In Tenach we see Elisha save life through what we would now call resuscitation. Even if Elisha used supernatural powers in the process, what he did works in a physical sense and in modern times it has saved many lives. Did Chazal know this technique? Would they conceal a harmless thing that saves lives?

The answer is that resuscitation was invented only very recently. There is no record that our Sages knew it, and it is not part of the Mesora in any way. So, even though it was right there in Tenach, and even though only rudimentary knowledge of biology would have sufficed to invent it, the Sages did not know this. Pikuach Nefesh would surely have prevented them from concealing it. There is a strong Kal v'Chomer here.

Now, the Sages were not to blame for a thing. They were simply not given this knowledge. The gates of Heaven for this were closed to them. By very sharp contrast, the rabbinical ignorance of our time is by choice.

משה לרמן said...

What bothers me most is about this thing is that it shows that part of the world of Torah is living in an Avira of Sheker, of political correctness. As in formal logic, once you start believing that false is true you can derive anything. And so we find "gedolim" choosing the side of sexual perverts, supporting horrendous Israeli governments, and banning those who search for the truth and report on their findings.

Bari said...

He says that the King makes laws to complete the Torah. Those laws come from somewhere and the Ran suggests that they could come from secular law systems.
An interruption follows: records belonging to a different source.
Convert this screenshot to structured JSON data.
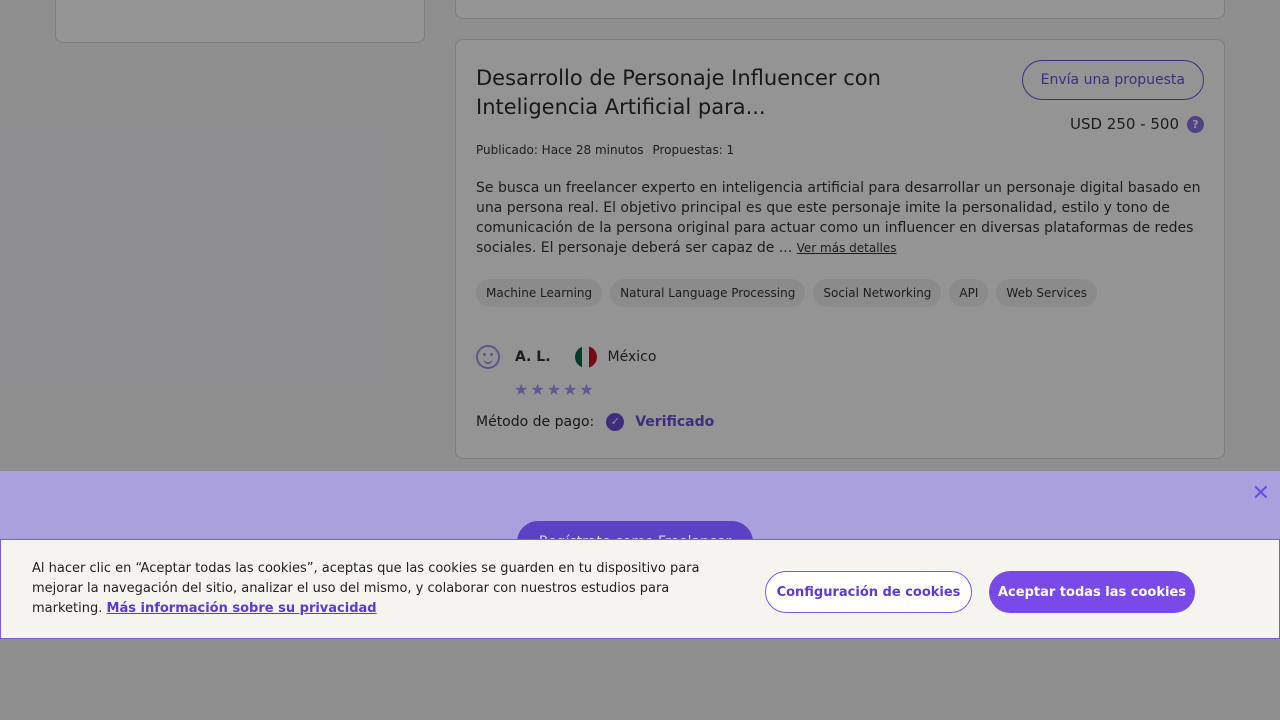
{
  "job": {
    "title": "Desarrollo de Personaje Influencer con Inteligencia Artificial para...",
    "propose_button": "Envía una propuesta",
    "budget": "USD 250 - 500",
    "help_symbol": "?",
    "published": "Publicado: Hace 28 minutos",
    "proposals": "Propuestas: 1",
    "description": "Se busca un freelancer experto en inteligencia artificial para desarrollar un personaje digital basado en una persona real. El objetivo principal es que este personaje imite la personalidad, estilo y tono de comunicación de la persona original para actuar como un influencer en diversas plataformas de redes sociales. El personaje deberá ser capaz de ...",
    "more_link": "Ver más detalles",
    "tags": [
      "Machine Learning",
      "Natural Language Processing",
      "Social Networking",
      "API",
      "Web Services"
    ],
    "client": {
      "name": "A. L.",
      "country": "México",
      "flag_colors": [
        "#006847",
        "#ffffff",
        "#ce1126"
      ],
      "rating_stars": [
        "★",
        "★",
        "★",
        "★",
        "★"
      ]
    },
    "payment_label": "Método de pago:",
    "payment_check": "✓",
    "payment_status": "Verificado"
  },
  "promo": {
    "button": "Regístrate como Freelancer",
    "close_symbol": "✕"
  },
  "cookie_banner": {
    "text": "Al hacer clic en “Aceptar todas las cookies”, aceptas que las cookies se guarden en tu dispositivo para mejorar la navegación del sitio, analizar el uso del mismo, y colaborar con nuestros estudios para marketing.",
    "privacy_link": "Más información sobre su privacidad",
    "settings_button": "Configuración de cookies",
    "accept_button": "Aceptar todas las cookies"
  },
  "colors": {
    "accent": "#6b4fd8",
    "overlay": "rgba(0,0,0,0.42)",
    "cookie_background": "#f6f4ee"
  }
}
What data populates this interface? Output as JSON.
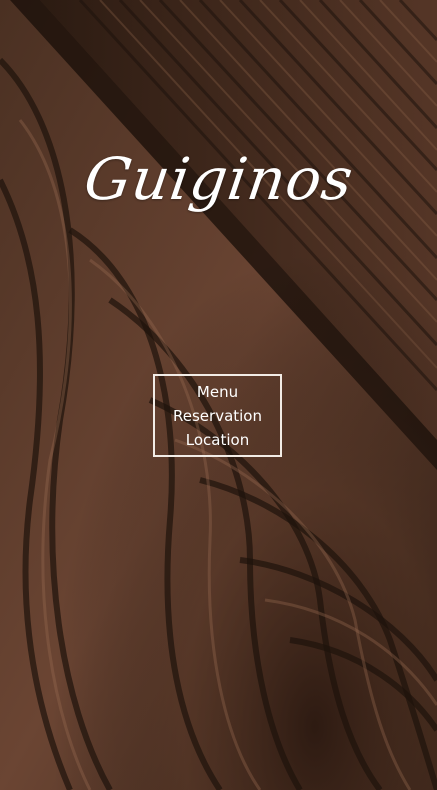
{
  "brand": {
    "name": "Guiginos"
  },
  "nav": {
    "items": [
      {
        "label": "Menu"
      },
      {
        "label": "Reservation"
      },
      {
        "label": "Location"
      }
    ]
  },
  "theme": {
    "background": "#3a2518",
    "wood_dark": "#1e130c",
    "wood_mid": "#5a3a28",
    "wood_light": "#8a6048",
    "text": "#ffffff",
    "border": "#f2ece6"
  }
}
The bottom line is that the King needs to make laws which are not based on the Torah.

Sure,like if murderers run amok, the king can kill them extrajudicially, w/o Edim and Hasraah. Big whoop. That has nothing to do with the 'completeness' of the Torah. The Torah itself is saying that its laws are not going to bring about guaranteed societal utopia, rather following it guarantees Chalot Shefa Eloki, and that you appoint a king for temporary intervention for the purpose of societal protection.

What you're saying is akin to saying that the Torah is incomplete because it says that Sanhedrin Makin V'Onshin Shelo Min HaDin. That's part of Torah too!

bluke said...

If you read the whole derasha you see that the Ran goes much further then that. The Ran is talking about a whole system of civil law.

Bari said...

The Ran himself in that Derasha compares the two (Melech and Sanhedrin Makin V'Onshin.) It is no more than a temporary intervention when circumstances call for it.

If you read the very next line in the Derashos HaRan, he says openly:

ואין אנו חסרים בזה דבר, כי כל מה שיחסר מהתקון הנזכר היה משלימו המלך

Meaning, the Torah is NOT incomplete, because the Torah ITSELF mandates that the king impose extrajudicial law when societal malaises justify it.

bluke said...

We are arguing semantics. Yes, the Torah gives the role to the King, but the details are left up to the King and are not specified in the Torah.